> **AIM OF THE TASK**: A faithful, complete copy of the entries below is required, with images removed.

DATA FOR ANALYSIS: Begin

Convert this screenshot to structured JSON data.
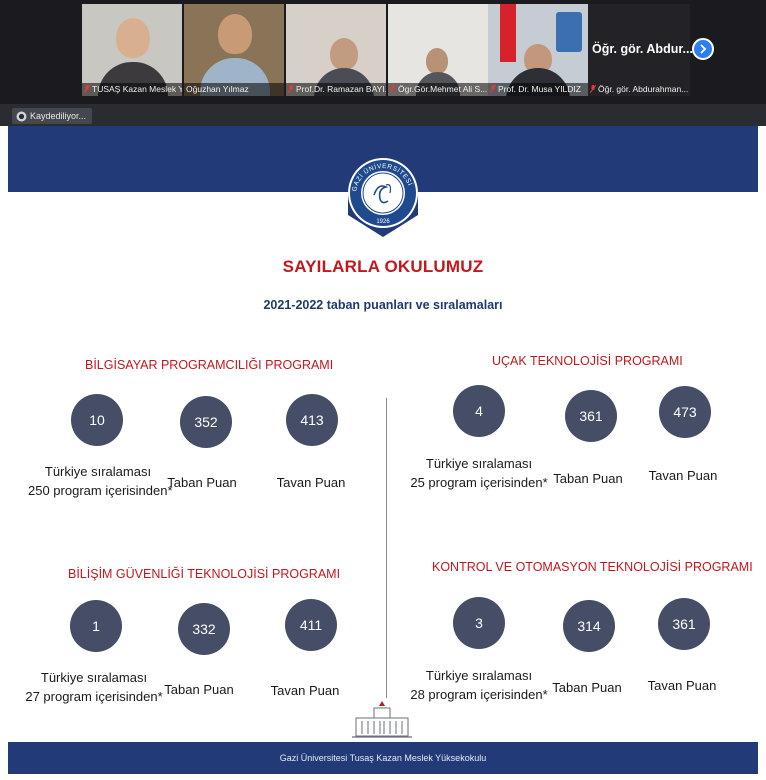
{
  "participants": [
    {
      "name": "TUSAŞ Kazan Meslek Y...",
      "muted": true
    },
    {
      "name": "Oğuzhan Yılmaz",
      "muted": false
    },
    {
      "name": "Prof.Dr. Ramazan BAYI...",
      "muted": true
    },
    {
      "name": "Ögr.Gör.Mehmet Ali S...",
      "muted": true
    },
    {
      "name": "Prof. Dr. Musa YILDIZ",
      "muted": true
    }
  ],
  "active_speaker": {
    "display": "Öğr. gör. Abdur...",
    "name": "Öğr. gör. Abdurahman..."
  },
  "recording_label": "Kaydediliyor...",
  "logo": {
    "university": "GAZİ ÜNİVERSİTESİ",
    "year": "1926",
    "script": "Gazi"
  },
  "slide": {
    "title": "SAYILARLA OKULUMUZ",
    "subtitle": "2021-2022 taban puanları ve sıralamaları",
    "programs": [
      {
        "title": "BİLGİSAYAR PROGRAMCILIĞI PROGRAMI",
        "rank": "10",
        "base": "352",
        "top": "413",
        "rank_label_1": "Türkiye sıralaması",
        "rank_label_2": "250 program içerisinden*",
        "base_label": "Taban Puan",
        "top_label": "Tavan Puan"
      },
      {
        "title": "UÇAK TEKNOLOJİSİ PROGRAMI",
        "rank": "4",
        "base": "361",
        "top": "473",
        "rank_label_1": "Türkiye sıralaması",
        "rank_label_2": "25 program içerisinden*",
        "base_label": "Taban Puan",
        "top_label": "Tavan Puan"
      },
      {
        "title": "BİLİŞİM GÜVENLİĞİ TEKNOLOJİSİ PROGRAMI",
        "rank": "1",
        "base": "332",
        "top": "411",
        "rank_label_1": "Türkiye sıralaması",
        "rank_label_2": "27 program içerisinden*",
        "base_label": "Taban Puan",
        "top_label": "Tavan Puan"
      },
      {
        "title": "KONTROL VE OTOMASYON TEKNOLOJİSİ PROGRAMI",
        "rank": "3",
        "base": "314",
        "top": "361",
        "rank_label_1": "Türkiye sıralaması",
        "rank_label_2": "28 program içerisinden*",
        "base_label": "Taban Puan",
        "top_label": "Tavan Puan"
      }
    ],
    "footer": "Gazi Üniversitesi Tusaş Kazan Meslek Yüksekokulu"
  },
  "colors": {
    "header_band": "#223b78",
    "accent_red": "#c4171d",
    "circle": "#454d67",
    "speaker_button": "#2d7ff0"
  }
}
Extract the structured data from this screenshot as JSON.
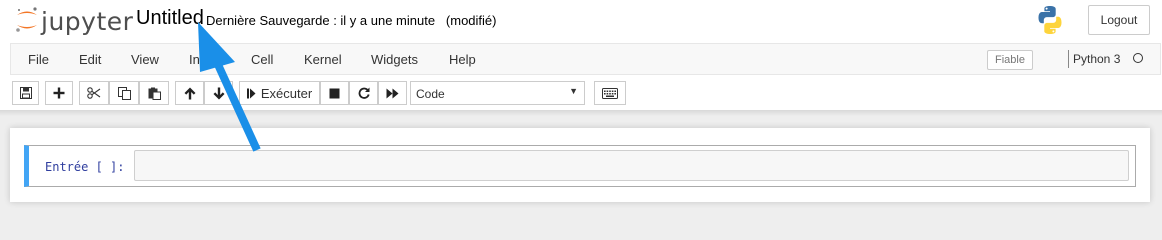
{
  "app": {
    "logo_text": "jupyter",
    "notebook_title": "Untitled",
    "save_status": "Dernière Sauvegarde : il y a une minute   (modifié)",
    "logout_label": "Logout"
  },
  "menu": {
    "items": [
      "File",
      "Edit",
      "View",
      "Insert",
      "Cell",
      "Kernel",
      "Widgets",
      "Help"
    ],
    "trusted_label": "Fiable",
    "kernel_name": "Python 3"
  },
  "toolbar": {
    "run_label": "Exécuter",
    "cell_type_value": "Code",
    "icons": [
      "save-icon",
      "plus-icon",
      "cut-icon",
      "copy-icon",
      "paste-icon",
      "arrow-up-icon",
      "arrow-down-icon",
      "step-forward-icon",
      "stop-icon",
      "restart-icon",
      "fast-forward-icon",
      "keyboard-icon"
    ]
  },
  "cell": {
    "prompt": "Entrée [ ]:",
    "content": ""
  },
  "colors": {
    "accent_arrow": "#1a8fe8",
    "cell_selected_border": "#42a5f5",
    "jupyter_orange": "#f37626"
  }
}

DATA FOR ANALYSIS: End

> **WRITTEN ANSWER**:
Convert this screenshot to structured JSON data.
{
  "participants": [
    {
      "name": "TUSAŞ Kazan Meslek Y...",
      "muted": true
    },
    {
      "name": "Oğuzhan Yılmaz",
      "muted": false
    },
    {
      "name": "Prof.Dr. Ramazan BAYI...",
      "muted": true
    },
    {
      "name": "Ögr.Gör.Mehmet Ali S...",
      "muted": true
    },
    {
      "name": "Prof. Dr. Musa YILDIZ",
      "muted": true
    }
  ],
  "active_speaker": {
    "display": "Öğr. gör. Abdur...",
    "name": "Öğr. gör. Abdurahman..."
  },
  "recording_label": "Kaydediliyor...",
  "logo": {
    "university": "GAZİ ÜNİVERSİTESİ",
    "year": "1926",
    "script": "Gazi"
  },
  "slide": {
    "title": "SAYILARLA OKULUMUZ",
    "subtitle": "2021-2022 taban puanları ve sıralamaları",
    "programs": [
      {
        "title": "BİLGİSAYAR PROGRAMCILIĞI PROGRAMI",
        "rank": "10",
        "base": "352",
        "top": "413",
        "rank_label_1": "Türkiye sıralaması",
        "rank_label_2": "250 program içerisinden*",
        "base_label": "Taban Puan",
        "top_label": "Tavan Puan"
      },
      {
        "title": "UÇAK TEKNOLOJİSİ PROGRAMI",
        "rank": "4",
        "base": "361",
        "top": "473",
        "rank_label_1": "Türkiye sıralaması",
        "rank_label_2": "25 program içerisinden*",
        "base_label": "Taban Puan",
        "top_label": "Tavan Puan"
      },
      {
        "title": "BİLİŞİM GÜVENLİĞİ TEKNOLOJİSİ PROGRAMI",
        "rank": "1",
        "base": "332",
        "top": "411",
        "rank_label_1": "Türkiye sıralaması",
        "rank_label_2": "27 program içerisinden*",
        "base_label": "Taban Puan",
        "top_label": "Tavan Puan"
      },
      {
        "title": "KONTROL VE OTOMASYON TEKNOLOJİSİ PROGRAMI",
        "rank": "3",
        "base": "314",
        "top": "361",
        "rank_label_1": "Türkiye sıralaması",
        "rank_label_2": "28 program içerisinden*",
        "base_label": "Taban Puan",
        "top_label": "Tavan Puan"
      }
    ],
    "footer": "Gazi Üniversitesi Tusaş Kazan Meslek Yüksekokulu"
  },
  "colors": {
    "header_band": "#223b78",
    "accent_red": "#c4171d",
    "circle": "#454d67",
    "speaker_button": "#2d7ff0"
  }
}
Extract the structured data from this screenshot as JSON.
{
  "app": {
    "logo_text": "jupyter",
    "notebook_title": "Untitled",
    "save_status": "Dernière Sauvegarde : il y a une minute   (modifié)",
    "logout_label": "Logout"
  },
  "menu": {
    "items": [
      "File",
      "Edit",
      "View",
      "Insert",
      "Cell",
      "Kernel",
      "Widgets",
      "Help"
    ],
    "trusted_label": "Fiable",
    "kernel_name": "Python 3"
  },
  "toolbar": {
    "run_label": "Exécuter",
    "cell_type_value": "Code",
    "icons": [
      "save-icon",
      "plus-icon",
      "cut-icon",
      "copy-icon",
      "paste-icon",
      "arrow-up-icon",
      "arrow-down-icon",
      "step-forward-icon",
      "stop-icon",
      "restart-icon",
      "fast-forward-icon",
      "keyboard-icon"
    ]
  },
  "cell": {
    "prompt": "Entrée [ ]:",
    "content": ""
  },
  "colors": {
    "accent_arrow": "#1a8fe8",
    "cell_selected_border": "#42a5f5",
    "jupyter_orange": "#f37626"
  }
}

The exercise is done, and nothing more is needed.